TASK: Here you must reproduce each line of the data exactly.

EXTRACTED RECORDS:
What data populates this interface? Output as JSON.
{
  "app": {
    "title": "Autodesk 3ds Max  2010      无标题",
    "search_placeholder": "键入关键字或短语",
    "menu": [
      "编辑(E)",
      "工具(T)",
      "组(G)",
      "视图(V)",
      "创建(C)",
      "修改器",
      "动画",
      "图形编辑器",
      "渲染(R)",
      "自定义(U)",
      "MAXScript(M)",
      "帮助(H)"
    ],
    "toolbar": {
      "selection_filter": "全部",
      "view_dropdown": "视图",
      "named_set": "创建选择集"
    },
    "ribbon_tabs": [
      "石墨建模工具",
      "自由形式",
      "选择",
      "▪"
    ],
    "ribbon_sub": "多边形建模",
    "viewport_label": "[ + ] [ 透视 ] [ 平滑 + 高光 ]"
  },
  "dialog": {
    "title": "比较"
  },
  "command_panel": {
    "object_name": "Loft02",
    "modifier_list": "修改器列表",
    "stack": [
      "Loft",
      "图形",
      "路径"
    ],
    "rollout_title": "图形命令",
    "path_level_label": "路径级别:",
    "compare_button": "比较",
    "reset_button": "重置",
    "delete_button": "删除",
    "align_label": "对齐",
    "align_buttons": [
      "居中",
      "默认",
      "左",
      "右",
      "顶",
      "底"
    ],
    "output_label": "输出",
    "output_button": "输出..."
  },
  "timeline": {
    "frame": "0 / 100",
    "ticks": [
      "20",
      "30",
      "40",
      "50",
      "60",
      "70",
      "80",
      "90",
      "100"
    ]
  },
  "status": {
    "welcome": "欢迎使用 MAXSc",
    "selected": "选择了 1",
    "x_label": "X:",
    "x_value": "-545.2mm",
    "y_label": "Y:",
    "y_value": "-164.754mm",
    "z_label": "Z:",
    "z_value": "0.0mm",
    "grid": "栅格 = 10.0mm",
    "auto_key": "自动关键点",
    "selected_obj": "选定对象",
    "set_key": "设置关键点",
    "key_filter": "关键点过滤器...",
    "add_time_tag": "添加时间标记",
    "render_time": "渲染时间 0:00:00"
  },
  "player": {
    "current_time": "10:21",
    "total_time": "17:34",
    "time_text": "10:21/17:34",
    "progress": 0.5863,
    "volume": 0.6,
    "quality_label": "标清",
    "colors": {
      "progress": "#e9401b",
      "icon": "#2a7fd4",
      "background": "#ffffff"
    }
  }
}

RESPONSE AREA:
What data populates this interface? Output as JSON.
{
  "app": {
    "title": "Autodesk 3ds Max  2010      无标题",
    "search_placeholder": "键入关键字或短语",
    "menu": [
      "编辑(E)",
      "工具(T)",
      "组(G)",
      "视图(V)",
      "创建(C)",
      "修改器",
      "动画",
      "图形编辑器",
      "渲染(R)",
      "自定义(U)",
      "MAXScript(M)",
      "帮助(H)"
    ],
    "toolbar": {
      "selection_filter": "全部",
      "view_dropdown": "视图",
      "named_set": "创建选择集"
    },
    "ribbon_tabs": [
      "石墨建模工具",
      "自由形式",
      "选择",
      "▪"
    ],
    "ribbon_sub": "多边形建模",
    "viewport_label": "[ + ] [ 透视 ] [ 平滑 + 高光 ]"
  },
  "dialog": {
    "title": "比较"
  },
  "command_panel": {
    "object_name": "Loft02",
    "modifier_list": "修改器列表",
    "stack": [
      "Loft",
      "图形",
      "路径"
    ],
    "rollout_title": "图形命令",
    "path_level_label": "路径级别:",
    "compare_button": "比较",
    "reset_button": "重置",
    "delete_button": "删除",
    "align_label": "对齐",
    "align_buttons": [
      "居中",
      "默认",
      "左",
      "右",
      "顶",
      "底"
    ],
    "output_label": "输出",
    "output_button": "输出..."
  },
  "timeline": {
    "frame": "0 / 100",
    "ticks": [
      "20",
      "30",
      "40",
      "50",
      "60",
      "70",
      "80",
      "90",
      "100"
    ]
  },
  "status": {
    "welcome": "欢迎使用 MAXSc",
    "selected": "选择了 1",
    "x_label": "X:",
    "x_value": "-545.2mm",
    "y_label": "Y:",
    "y_value": "-164.754mm",
    "z_label": "Z:",
    "z_value": "0.0mm",
    "grid": "栅格 = 10.0mm",
    "auto_key": "自动关键点",
    "selected_obj": "选定对象",
    "set_key": "设置关键点",
    "key_filter": "关键点过滤器...",
    "add_time_tag": "添加时间标记",
    "render_time": "渲染时间 0:00:00"
  },
  "player": {
    "current_time": "10:21",
    "total_time": "17:34",
    "time_text": "10:21/17:34",
    "progress": 0.5863,
    "volume": 0.6,
    "quality_label": "标清",
    "colors": {
      "progress": "#e9401b",
      "icon": "#2a7fd4",
      "background": "#ffffff"
    }
  }
}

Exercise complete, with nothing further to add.